Your task is to copy every record exactly.

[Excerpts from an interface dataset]
═══

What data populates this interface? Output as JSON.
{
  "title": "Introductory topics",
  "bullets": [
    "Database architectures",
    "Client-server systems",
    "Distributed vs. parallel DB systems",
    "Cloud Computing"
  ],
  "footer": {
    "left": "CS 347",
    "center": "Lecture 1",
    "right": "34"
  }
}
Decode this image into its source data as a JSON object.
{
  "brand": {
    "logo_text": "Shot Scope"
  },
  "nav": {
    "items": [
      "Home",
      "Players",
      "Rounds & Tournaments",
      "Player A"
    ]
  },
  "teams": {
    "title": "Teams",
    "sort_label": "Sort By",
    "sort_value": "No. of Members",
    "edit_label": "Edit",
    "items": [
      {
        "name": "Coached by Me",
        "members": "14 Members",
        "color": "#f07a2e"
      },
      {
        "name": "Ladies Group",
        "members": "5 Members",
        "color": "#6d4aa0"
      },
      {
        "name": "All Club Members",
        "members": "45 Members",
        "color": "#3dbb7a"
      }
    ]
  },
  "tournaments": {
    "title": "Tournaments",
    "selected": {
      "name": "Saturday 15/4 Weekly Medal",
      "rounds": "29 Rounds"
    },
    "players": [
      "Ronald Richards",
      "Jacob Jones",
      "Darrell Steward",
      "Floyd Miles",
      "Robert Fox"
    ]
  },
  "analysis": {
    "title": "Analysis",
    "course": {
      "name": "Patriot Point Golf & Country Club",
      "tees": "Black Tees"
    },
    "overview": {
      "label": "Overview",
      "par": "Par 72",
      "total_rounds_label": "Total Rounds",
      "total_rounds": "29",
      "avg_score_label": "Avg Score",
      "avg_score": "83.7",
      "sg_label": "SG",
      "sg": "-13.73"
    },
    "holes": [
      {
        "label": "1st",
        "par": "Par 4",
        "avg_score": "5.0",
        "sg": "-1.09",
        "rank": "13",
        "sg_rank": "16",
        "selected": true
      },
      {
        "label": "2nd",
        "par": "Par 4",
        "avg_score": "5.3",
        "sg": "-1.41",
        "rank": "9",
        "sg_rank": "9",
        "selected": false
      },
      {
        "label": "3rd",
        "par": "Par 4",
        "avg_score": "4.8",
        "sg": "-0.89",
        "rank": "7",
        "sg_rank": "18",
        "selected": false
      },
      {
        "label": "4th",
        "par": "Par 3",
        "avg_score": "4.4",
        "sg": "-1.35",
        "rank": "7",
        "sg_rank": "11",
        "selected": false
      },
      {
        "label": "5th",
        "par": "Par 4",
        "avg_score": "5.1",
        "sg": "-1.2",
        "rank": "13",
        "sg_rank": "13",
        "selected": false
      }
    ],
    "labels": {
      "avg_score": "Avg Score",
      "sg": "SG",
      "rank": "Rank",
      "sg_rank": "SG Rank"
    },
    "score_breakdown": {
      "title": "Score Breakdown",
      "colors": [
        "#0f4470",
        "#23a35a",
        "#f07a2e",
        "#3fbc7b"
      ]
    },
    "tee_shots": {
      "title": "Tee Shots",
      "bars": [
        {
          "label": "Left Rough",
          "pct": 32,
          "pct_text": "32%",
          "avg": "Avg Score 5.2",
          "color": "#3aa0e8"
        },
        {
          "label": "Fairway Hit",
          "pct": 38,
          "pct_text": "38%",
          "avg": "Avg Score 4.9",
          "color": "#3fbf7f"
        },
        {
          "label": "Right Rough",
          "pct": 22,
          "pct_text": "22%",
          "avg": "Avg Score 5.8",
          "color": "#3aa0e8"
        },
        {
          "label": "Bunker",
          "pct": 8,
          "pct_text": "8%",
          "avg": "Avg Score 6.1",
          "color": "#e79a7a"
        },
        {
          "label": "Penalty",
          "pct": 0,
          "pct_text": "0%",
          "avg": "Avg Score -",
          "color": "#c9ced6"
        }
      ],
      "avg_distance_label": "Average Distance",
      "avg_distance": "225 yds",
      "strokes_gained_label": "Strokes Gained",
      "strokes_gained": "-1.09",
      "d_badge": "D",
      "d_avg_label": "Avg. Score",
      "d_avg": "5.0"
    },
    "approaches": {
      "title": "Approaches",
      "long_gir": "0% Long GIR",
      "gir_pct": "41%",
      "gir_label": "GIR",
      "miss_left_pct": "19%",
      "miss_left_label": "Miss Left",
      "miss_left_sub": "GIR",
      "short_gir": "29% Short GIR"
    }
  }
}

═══

# Answer section:
What data populates this interface? Output as JSON.
{
  "title": "Introductory topics",
  "bullets": [
    "Database architectures",
    "Client-server systems",
    "Distributed vs. parallel DB systems",
    "Cloud Computing"
  ],
  "footer": {
    "left": "CS 347",
    "center": "Lecture 1",
    "right": "34"
  }
}
Decode this image into its source data as a JSON object.
{
  "brand": {
    "logo_text": "Shot Scope"
  },
  "nav": {
    "items": [
      "Home",
      "Players",
      "Rounds & Tournaments",
      "Player A"
    ]
  },
  "teams": {
    "title": "Teams",
    "sort_label": "Sort By",
    "sort_value": "No. of Members",
    "edit_label": "Edit",
    "items": [
      {
        "name": "Coached by Me",
        "members": "14 Members",
        "color": "#f07a2e"
      },
      {
        "name": "Ladies Group",
        "members": "5 Members",
        "color": "#6d4aa0"
      },
      {
        "name": "All Club Members",
        "members": "45 Members",
        "color": "#3dbb7a"
      }
    ]
  },
  "tournaments": {
    "title": "Tournaments",
    "selected": {
      "name": "Saturday 15/4 Weekly Medal",
      "rounds": "29 Rounds"
    },
    "players": [
      "Ronald Richards",
      "Jacob Jones",
      "Darrell Steward",
      "Floyd Miles",
      "Robert Fox"
    ]
  },
  "analysis": {
    "title": "Analysis",
    "course": {
      "name": "Patriot Point Golf & Country Club",
      "tees": "Black Tees"
    },
    "overview": {
      "label": "Overview",
      "par": "Par 72",
      "total_rounds_label": "Total Rounds",
      "total_rounds": "29",
      "avg_score_label": "Avg Score",
      "avg_score": "83.7",
      "sg_label": "SG",
      "sg": "-13.73"
    },
    "holes": [
      {
        "label": "1st",
        "par": "Par 4",
        "avg_score": "5.0",
        "sg": "-1.09",
        "rank": "13",
        "sg_rank": "16",
        "selected": true
      },
      {
        "label": "2nd",
        "par": "Par 4",
        "avg_score": "5.3",
        "sg": "-1.41",
        "rank": "9",
        "sg_rank": "9",
        "selected": false
      },
      {
        "label": "3rd",
        "par": "Par 4",
        "avg_score": "4.8",
        "sg": "-0.89",
        "rank": "7",
        "sg_rank": "18",
        "selected": false
      },
      {
        "label": "4th",
        "par": "Par 3",
        "avg_score": "4.4",
        "sg": "-1.35",
        "rank": "7",
        "sg_rank": "11",
        "selected": false
      },
      {
        "label": "5th",
        "par": "Par 4",
        "avg_score": "5.1",
        "sg": "-1.2",
        "rank": "13",
        "sg_rank": "13",
        "selected": false
      }
    ],
    "labels": {
      "avg_score": "Avg Score",
      "sg": "SG",
      "rank": "Rank",
      "sg_rank": "SG Rank"
    },
    "score_breakdown": {
      "title": "Score Breakdown",
      "colors": [
        "#0f4470",
        "#23a35a",
        "#f07a2e",
        "#3fbc7b"
      ]
    },
    "tee_shots": {
      "title": "Tee Shots",
      "bars": [
        {
          "label": "Left Rough",
          "pct": 32,
          "pct_text": "32%",
          "avg": "Avg Score 5.2",
          "color": "#3aa0e8"
        },
        {
          "label": "Fairway Hit",
          "pct": 38,
          "pct_text": "38%",
          "avg": "Avg Score 4.9",
          "color": "#3fbf7f"
        },
        {
          "label": "Right Rough",
          "pct": 22,
          "pct_text": "22%",
          "avg": "Avg Score 5.8",
          "color": "#3aa0e8"
        },
        {
          "label": "Bunker",
          "pct": 8,
          "pct_text": "8%",
          "avg": "Avg Score 6.1",
          "color": "#e79a7a"
        },
        {
          "label": "Penalty",
          "pct": 0,
          "pct_text": "0%",
          "avg": "Avg Score -",
          "color": "#c9ced6"
        }
      ],
      "avg_distance_label": "Average Distance",
      "avg_distance": "225 yds",
      "strokes_gained_label": "Strokes Gained",
      "strokes_gained": "-1.09",
      "d_badge": "D",
      "d_avg_label": "Avg. Score",
      "d_avg": "5.0"
    },
    "approaches": {
      "title": "Approaches",
      "long_gir": "0% Long GIR",
      "gir_pct": "41%",
      "gir_label": "GIR",
      "miss_left_pct": "19%",
      "miss_left_label": "Miss Left",
      "miss_left_sub": "GIR",
      "short_gir": "29% Short GIR"
    }
  }
}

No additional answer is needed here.